● **Your goal**
From first line to last, the records below are to be duplicated exactly.

● **Records supplied**
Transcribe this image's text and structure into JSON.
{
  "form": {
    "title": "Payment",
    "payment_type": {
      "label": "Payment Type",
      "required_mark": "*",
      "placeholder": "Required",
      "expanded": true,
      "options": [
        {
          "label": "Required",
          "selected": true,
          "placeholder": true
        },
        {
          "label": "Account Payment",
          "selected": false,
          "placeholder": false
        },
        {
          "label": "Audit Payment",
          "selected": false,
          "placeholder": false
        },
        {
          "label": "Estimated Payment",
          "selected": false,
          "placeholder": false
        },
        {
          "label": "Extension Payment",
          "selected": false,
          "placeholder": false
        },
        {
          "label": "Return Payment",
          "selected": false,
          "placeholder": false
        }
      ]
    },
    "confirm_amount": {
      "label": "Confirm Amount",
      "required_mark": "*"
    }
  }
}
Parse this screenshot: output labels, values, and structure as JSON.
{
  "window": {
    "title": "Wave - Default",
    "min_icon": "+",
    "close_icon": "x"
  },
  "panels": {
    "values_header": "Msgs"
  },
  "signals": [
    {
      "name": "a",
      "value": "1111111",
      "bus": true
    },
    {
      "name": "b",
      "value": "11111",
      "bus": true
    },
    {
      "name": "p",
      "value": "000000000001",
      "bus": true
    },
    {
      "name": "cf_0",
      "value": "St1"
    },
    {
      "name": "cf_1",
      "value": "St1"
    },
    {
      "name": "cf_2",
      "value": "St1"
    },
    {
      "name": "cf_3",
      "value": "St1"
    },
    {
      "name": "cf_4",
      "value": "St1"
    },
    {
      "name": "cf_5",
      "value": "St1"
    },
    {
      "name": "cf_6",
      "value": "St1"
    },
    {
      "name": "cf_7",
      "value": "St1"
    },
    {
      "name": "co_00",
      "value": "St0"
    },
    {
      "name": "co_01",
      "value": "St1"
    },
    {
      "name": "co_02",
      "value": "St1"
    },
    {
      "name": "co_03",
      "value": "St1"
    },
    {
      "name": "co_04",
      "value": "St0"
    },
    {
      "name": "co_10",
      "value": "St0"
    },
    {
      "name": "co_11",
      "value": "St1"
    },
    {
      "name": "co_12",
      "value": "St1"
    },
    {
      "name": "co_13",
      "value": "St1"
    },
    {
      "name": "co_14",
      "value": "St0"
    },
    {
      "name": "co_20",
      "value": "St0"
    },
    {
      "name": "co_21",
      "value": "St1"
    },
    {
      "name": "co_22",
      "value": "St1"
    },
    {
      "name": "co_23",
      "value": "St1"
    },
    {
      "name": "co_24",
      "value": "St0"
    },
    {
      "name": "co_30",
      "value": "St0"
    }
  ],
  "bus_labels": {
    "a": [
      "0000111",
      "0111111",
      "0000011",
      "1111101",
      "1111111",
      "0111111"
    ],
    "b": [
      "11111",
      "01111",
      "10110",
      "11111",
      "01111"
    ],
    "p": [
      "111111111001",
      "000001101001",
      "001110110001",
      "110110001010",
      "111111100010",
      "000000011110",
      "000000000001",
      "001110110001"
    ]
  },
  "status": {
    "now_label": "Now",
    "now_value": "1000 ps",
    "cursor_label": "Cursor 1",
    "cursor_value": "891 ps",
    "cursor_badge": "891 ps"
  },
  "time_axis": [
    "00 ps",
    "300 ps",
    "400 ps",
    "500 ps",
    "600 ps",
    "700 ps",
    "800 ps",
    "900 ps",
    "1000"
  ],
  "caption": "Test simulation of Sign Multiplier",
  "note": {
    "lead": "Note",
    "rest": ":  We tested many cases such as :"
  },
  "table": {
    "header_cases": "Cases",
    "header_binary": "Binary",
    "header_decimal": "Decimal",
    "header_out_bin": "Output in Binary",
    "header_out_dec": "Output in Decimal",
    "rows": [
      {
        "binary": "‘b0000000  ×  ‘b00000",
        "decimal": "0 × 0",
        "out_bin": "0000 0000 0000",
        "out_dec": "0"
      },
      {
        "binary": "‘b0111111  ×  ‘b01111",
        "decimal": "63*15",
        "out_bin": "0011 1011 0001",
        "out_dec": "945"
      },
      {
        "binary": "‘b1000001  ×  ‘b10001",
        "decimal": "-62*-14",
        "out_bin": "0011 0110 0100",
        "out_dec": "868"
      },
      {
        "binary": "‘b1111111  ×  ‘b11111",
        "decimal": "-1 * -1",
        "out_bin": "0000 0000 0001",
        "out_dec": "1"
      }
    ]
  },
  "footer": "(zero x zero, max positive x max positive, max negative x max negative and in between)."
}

● **Your response**
Transcribe this image's text and structure into JSON.
{
  "form": {
    "title": "Payment",
    "payment_type": {
      "label": "Payment Type",
      "required_mark": "*",
      "placeholder": "Required",
      "expanded": true,
      "options": [
        {
          "label": "Required",
          "selected": true,
          "placeholder": true
        },
        {
          "label": "Account Payment",
          "selected": false,
          "placeholder": false
        },
        {
          "label": "Audit Payment",
          "selected": false,
          "placeholder": false
        },
        {
          "label": "Estimated Payment",
          "selected": false,
          "placeholder": false
        },
        {
          "label": "Extension Payment",
          "selected": false,
          "placeholder": false
        },
        {
          "label": "Return Payment",
          "selected": false,
          "placeholder": false
        }
      ]
    },
    "confirm_amount": {
      "label": "Confirm Amount",
      "required_mark": "*"
    }
  }
}
Parse this screenshot: output labels, values, and structure as JSON.
{
  "window": {
    "title": "Wave - Default",
    "min_icon": "+",
    "close_icon": "x"
  },
  "panels": {
    "values_header": "Msgs"
  },
  "signals": [
    {
      "name": "a",
      "value": "1111111",
      "bus": true
    },
    {
      "name": "b",
      "value": "11111",
      "bus": true
    },
    {
      "name": "p",
      "value": "000000000001",
      "bus": true
    },
    {
      "name": "cf_0",
      "value": "St1"
    },
    {
      "name": "cf_1",
      "value": "St1"
    },
    {
      "name": "cf_2",
      "value": "St1"
    },
    {
      "name": "cf_3",
      "value": "St1"
    },
    {
      "name": "cf_4",
      "value": "St1"
    },
    {
      "name": "cf_5",
      "value": "St1"
    },
    {
      "name": "cf_6",
      "value": "St1"
    },
    {
      "name": "cf_7",
      "value": "St1"
    },
    {
      "name": "co_00",
      "value": "St0"
    },
    {
      "name": "co_01",
      "value": "St1"
    },
    {
      "name": "co_02",
      "value": "St1"
    },
    {
      "name": "co_03",
      "value": "St1"
    },
    {
      "name": "co_04",
      "value": "St0"
    },
    {
      "name": "co_10",
      "value": "St0"
    },
    {
      "name": "co_11",
      "value": "St1"
    },
    {
      "name": "co_12",
      "value": "St1"
    },
    {
      "name": "co_13",
      "value": "St1"
    },
    {
      "name": "co_14",
      "value": "St0"
    },
    {
      "name": "co_20",
      "value": "St0"
    },
    {
      "name": "co_21",
      "value": "St1"
    },
    {
      "name": "co_22",
      "value": "St1"
    },
    {
      "name": "co_23",
      "value": "St1"
    },
    {
      "name": "co_24",
      "value": "St0"
    },
    {
      "name": "co_30",
      "value": "St0"
    }
  ],
  "bus_labels": {
    "a": [
      "0000111",
      "0111111",
      "0000011",
      "1111101",
      "1111111",
      "0111111"
    ],
    "b": [
      "11111",
      "01111",
      "10110",
      "11111",
      "01111"
    ],
    "p": [
      "111111111001",
      "000001101001",
      "001110110001",
      "110110001010",
      "111111100010",
      "000000011110",
      "000000000001",
      "001110110001"
    ]
  },
  "status": {
    "now_label": "Now",
    "now_value": "1000 ps",
    "cursor_label": "Cursor 1",
    "cursor_value": "891 ps",
    "cursor_badge": "891 ps"
  },
  "time_axis": [
    "00 ps",
    "300 ps",
    "400 ps",
    "500 ps",
    "600 ps",
    "700 ps",
    "800 ps",
    "900 ps",
    "1000"
  ],
  "caption": "Test simulation of Sign Multiplier",
  "note": {
    "lead": "Note",
    "rest": ":  We tested many cases such as :"
  },
  "table": {
    "header_cases": "Cases",
    "header_binary": "Binary",
    "header_decimal": "Decimal",
    "header_out_bin": "Output in Binary",
    "header_out_dec": "Output in Decimal",
    "rows": [
      {
        "binary": "‘b0000000  ×  ‘b00000",
        "decimal": "0 × 0",
        "out_bin": "0000 0000 0000",
        "out_dec": "0"
      },
      {
        "binary": "‘b0111111  ×  ‘b01111",
        "decimal": "63*15",
        "out_bin": "0011 1011 0001",
        "out_dec": "945"
      },
      {
        "binary": "‘b1000001  ×  ‘b10001",
        "decimal": "-62*-14",
        "out_bin": "0011 0110 0100",
        "out_dec": "868"
      },
      {
        "binary": "‘b1111111  ×  ‘b11111",
        "decimal": "-1 * -1",
        "out_bin": "0000 0000 0001",
        "out_dec": "1"
      }
    ]
  },
  "footer": "(zero x zero, max positive x max positive, max negative x max negative and in between)."
}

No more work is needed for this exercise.